Bel canto opera, which I would also loop early (and maybe some mid-) Verdi into, is probably my favorite type of opera to listen to – the melodies are simple, but exquisite (and not to mention, quite catchy too). Donizetti’s Lucia di Lammermoor is one of the most well-known works in the bel canto repertoire, and I got to see a new production of it at Lyric. This is Lyric’s second opera of the season, and they are off to a rolling start – much kudos to Anthony Freud, whose contract as General Director was just extended for another 5 years, and who, coincidentally, I got to meet before the performance started! It’s pretty cool that he chats with people on the main floor, regardless if you’re a big donor person or not. Like seriously, I can’t tell you the number of times where I’ve seen the heads of big arts organizations, (for example *cough cough* the Salzburg Festival), who literally could care less about people who aren’t VIPs or donors. Luckily though, Lyric has a leader who is absolutely one of the nicest people in the business 🙂

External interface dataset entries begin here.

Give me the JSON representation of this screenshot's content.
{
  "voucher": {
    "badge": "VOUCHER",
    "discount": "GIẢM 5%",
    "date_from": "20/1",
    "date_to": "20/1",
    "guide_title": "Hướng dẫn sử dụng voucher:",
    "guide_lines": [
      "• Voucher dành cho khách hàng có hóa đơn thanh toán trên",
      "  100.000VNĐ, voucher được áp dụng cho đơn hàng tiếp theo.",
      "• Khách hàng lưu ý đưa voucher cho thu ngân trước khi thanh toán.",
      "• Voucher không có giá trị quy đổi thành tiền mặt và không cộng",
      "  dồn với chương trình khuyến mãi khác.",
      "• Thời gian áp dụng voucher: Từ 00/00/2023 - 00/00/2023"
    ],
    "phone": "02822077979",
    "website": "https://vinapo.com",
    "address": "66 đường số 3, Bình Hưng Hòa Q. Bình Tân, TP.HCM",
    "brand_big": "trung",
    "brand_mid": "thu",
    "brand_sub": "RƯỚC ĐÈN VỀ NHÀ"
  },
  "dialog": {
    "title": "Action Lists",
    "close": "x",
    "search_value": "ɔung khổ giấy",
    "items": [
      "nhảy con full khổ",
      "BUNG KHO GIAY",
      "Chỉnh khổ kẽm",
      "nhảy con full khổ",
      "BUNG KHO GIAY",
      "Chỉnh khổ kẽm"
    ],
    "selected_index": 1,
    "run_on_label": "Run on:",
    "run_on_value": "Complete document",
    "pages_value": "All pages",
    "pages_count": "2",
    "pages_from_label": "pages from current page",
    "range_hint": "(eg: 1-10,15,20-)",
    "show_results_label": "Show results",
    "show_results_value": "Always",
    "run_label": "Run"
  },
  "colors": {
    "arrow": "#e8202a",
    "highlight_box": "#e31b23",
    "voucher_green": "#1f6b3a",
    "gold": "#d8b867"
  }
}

Anyways, I’ll keep this post short, but this was definitely one of my favorite performances I’ve been to at Lyric so far – and it’s probably because the two lead singers carried out Donizetti’s music with such technique, control, and clarity. I’m referring to: 1) Albina Shagimuratova, who has sung this role to great acclaim all around the world (she was the first Russian singer to sing Lucia at La Scala, and fun fact – Shagimuratova made her debut in Europe at the Salzburg Festival under Maestro Muti!), and 2) Piotr Beczala, whose voice really reminded me of a young Domingo in his prime. These two were brilliant, whether in their own scenes or in scenes with each other – I can’t list the number of times where I was just so absorbed by their singing – this is definitely a key aspect of the bel canto style and why so many people enjoy listening to it. To be honest, it’s one of the coolest experiences sitting in a large and full, but dead silent, Civic Opera House, listening to a voice just ring out into the hall, with no amplification. Literally just pure voice hitting note after note – that’s what makes the mad scene in the opera so famous, and such an experience to witness live in performance.
And to top off the already fun evening, I got to meet Beczala after the performance (see photo below!).
Tonight, I’m headed to CSO to hear Maestro James Levine, the legendary music director of the Metropolitan Opera, conduct some Mozart and Berlioz (a great way to end the school week!).